The RFID-enabled iPurse interacts with an NFC powered mobile phone.

A professor from the University of Wollongong in Dubai (UOWD) and two of his students invented the iPurse, which will ensure that you never lose your keys again, once they are slapped with an RFID tag. By interacting with NFC-enabled mobile phones, users have a constant update of where their items are.

“RFID is a very common thing but what’s unique about this project is that it’s more consumer-based and it’s an intelligent purse,” said Dr Mohammad Watfa, assistant professor in UOWD’s department of computer science, who built the iPurse with his students.

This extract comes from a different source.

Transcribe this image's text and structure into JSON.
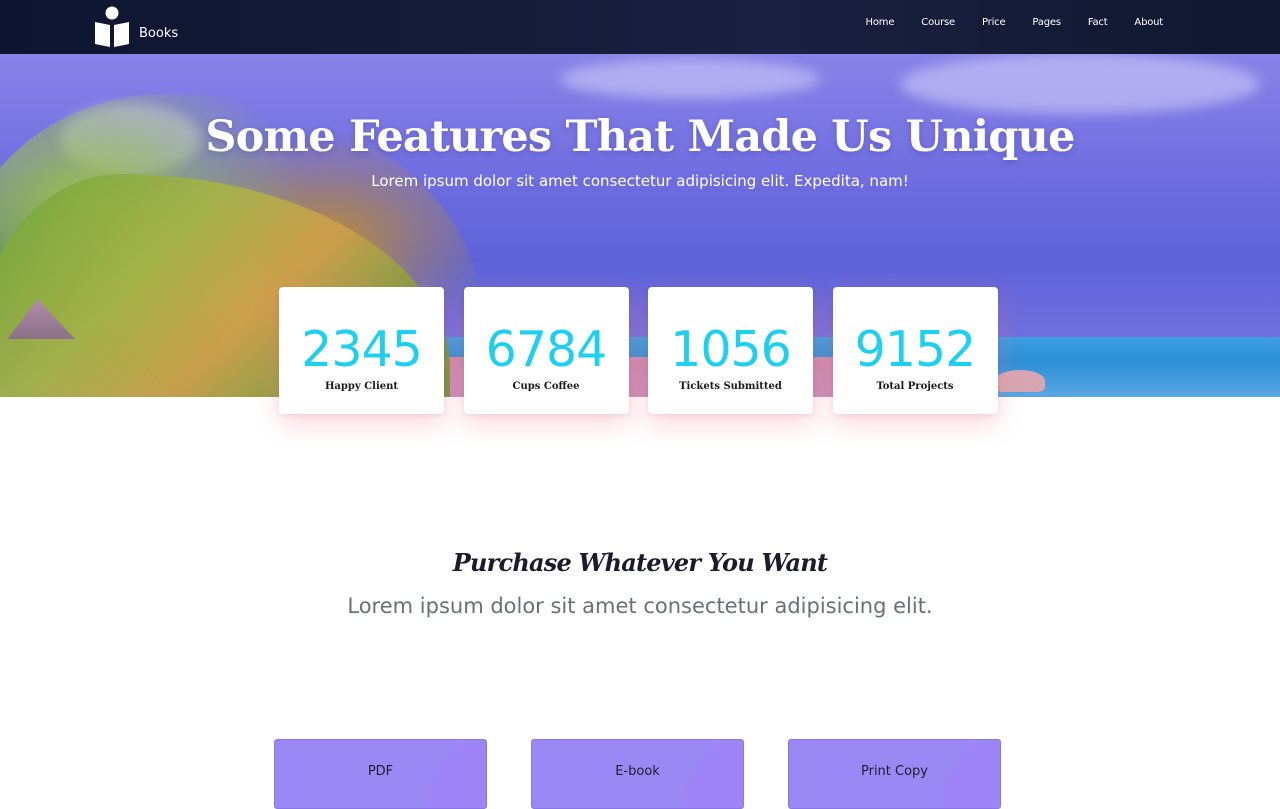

According to a press release issued by the University of Wollongong, the project is under patent and has already received interest from international companies seeking to commercialize the system.

Aside from helping to locate car keys or a lost necklace, the iPurse is designed to interact with your online calendar to program activities and the items you may need for the specific appointment. For example, a mobile phone could send a college student a message 15 minutes before a math class, reminding them to bring their math book. Can’t find the math book? The iPurse solves that problem too.

“If it’s cold and rainy outside and your calendar is connected to the weather center, it will check whether you have your scarf and umbrella in your purse,” said Watfa. “If you don’t, it will send a message reminding you to take those items.”

Watfa said that items can also be programmed by priority. “If it’s high then you will be reminded if it leaves your purse for five seconds or more. A low priority gives you some time like half-an-hour or one hour.”